Media in a COVID-19 Environment

Planning for Today and Tomorrow

General
Explore Fuseideas

AUTHOR

Tracie Chinetti

by Tracie Chinetti

What is true today may not be true tomorrow; plan for NOW and TOMORROW.

It is important to take a critical look at your business and the media landscape right “now“
and do what is best for the business at this time. Once plans are stabilized and we have collected as much data as possible, we can start looking toward “then” being careful to build in as much flexibility as possible. Reserve some budget, negotiate cancellation clauses, and choose some media tactics where creative can be easily changed. Then, move forward in parallel paths, if possible, to best develop a comprehensive strategy and opportunities that can help to take advantage of special pricing or offerings.
 

Supply and Demand are fluid; pricing depends on the delicate balance between the two. 

Demand is currently high for TV, streaming services, and most digital tactics. Supply is also high across all media because of canceled or delayed advertising plans. This combination will
impact pricing, making it more advantageous for advertisers in most tactics. If you’re not already, this is a great time to advertise. Look to shifting budgets to media where CPMs have decreased, and you can reach a larger, captive audience. However, while shifting to Q4 may seem like a safe option, the early half of Q4 is going to be overrun with political messaging, increasing CPM’s, and the chances of schedules being preempted. 
 

It’s better to keep a low constant flow; don’t turn off the faucet.

Going dark stops the momentum that a paid campaign builds over time. With no residual impact in the minds of the consumer, engagement has to start over and rebuild traction once the campaign is turned back on. Not only will you lose impact while you’re out of market, advertising will have a diminished effect as you ramp back up. Depending on your industry, tapering off the campaign, as opposed to turn it off, to a minimal level allows brands to keep some contact with their audience. 
 
As discussed, there are opportunities out there with lower-funnel and lower-cost tactics that are relatively inexpensive to maintain. Web traffic is up by 30%, so it’s important to keep SEM active. Add to your social budget or shift paid social budgets to support boosted organic posts. Take advantage of a soft marketplace and shift to a new tactic, like branded content or podcasts. Banner advertising can be very efficient because messaging is easy to change in order to reflect business goals.
 

Timing is everything. That’s worth repeating; timing is everything.

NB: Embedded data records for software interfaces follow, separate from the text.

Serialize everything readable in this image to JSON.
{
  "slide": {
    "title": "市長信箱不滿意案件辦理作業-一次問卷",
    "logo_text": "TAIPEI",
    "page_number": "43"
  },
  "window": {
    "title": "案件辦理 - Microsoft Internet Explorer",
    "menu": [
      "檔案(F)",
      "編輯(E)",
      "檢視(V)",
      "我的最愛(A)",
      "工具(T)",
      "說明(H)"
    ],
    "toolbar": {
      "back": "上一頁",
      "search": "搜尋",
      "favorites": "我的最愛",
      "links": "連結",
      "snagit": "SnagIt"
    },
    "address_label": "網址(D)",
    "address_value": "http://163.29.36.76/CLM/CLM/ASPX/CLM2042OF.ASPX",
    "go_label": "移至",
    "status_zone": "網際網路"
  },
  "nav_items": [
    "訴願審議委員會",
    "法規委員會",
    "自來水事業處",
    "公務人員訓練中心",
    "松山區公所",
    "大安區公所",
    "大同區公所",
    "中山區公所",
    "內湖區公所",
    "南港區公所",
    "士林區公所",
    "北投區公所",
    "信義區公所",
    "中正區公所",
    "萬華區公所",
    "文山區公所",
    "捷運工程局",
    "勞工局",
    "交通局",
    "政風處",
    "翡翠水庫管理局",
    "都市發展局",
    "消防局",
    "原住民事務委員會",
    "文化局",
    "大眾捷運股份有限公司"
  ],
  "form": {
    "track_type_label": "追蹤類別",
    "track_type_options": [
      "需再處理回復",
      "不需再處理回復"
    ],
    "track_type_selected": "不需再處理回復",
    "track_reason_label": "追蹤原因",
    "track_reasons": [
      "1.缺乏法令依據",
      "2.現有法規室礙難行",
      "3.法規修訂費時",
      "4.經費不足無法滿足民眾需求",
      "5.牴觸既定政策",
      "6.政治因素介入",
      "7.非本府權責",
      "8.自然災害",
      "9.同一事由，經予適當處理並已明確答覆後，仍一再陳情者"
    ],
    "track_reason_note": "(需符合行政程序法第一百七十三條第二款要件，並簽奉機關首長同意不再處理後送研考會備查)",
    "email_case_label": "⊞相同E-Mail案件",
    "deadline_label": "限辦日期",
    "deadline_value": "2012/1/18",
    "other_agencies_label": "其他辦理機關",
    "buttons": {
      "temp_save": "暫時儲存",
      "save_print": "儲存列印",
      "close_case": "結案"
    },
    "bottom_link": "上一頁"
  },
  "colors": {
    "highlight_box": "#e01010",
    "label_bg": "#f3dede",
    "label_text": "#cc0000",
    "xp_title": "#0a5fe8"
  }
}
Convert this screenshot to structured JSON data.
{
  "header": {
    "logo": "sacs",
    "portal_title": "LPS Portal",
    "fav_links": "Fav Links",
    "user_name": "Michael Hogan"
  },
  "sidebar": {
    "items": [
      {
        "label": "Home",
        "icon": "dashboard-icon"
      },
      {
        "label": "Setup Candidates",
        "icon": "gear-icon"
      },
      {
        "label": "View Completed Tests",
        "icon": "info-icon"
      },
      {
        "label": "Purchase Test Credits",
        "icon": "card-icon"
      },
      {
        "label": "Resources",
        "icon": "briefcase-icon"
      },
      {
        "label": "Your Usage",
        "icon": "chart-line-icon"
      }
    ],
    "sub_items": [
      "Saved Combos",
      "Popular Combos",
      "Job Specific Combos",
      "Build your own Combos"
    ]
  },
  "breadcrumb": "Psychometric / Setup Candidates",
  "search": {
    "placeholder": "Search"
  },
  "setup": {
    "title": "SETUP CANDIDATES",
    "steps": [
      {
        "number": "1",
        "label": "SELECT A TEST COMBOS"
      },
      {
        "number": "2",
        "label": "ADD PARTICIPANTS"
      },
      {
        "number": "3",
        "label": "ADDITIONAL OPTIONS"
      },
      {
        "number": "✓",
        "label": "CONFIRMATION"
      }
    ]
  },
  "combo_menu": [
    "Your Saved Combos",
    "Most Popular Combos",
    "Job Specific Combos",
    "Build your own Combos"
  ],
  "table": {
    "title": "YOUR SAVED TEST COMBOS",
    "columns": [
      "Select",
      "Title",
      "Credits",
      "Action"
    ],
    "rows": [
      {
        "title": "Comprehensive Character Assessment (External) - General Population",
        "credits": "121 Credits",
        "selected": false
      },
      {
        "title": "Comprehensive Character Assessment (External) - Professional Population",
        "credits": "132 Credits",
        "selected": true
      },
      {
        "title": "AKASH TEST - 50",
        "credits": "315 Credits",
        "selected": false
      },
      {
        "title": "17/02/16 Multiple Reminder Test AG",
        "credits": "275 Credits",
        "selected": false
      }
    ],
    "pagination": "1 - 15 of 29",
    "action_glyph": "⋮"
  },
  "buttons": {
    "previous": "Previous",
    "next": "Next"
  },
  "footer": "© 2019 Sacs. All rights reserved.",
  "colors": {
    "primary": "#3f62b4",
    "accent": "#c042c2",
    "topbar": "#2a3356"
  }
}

There are deals to be had but those will fade as advertising approaches normal levels or vendors change how they package and price inventory. Right now, everything is negotiable, and an agency’s relationship with its vendors is more important than ever. As individual states reopen, it will be important to have a deep understanding of how media was used and to follow new trends in media consumption. Creating a partnership with an agency who has strong, established vendor relationships, could be the key to success.
 
For example, TV viewing now is strong throughout the day, but daytime will likely return to normal levels. Viewers may have developed new habits around news shows and primetime, but that could change as well. Audio, via streaming services and apps, has increased, and some of that increase will become the new norm. Terrestrial radio should also return to normal levels once people start to commute again.
 
The media landscape is ever-changing; so your plans need to reflect both newly adopted consumer patterns as well as old habits that will come back when our daily lives return.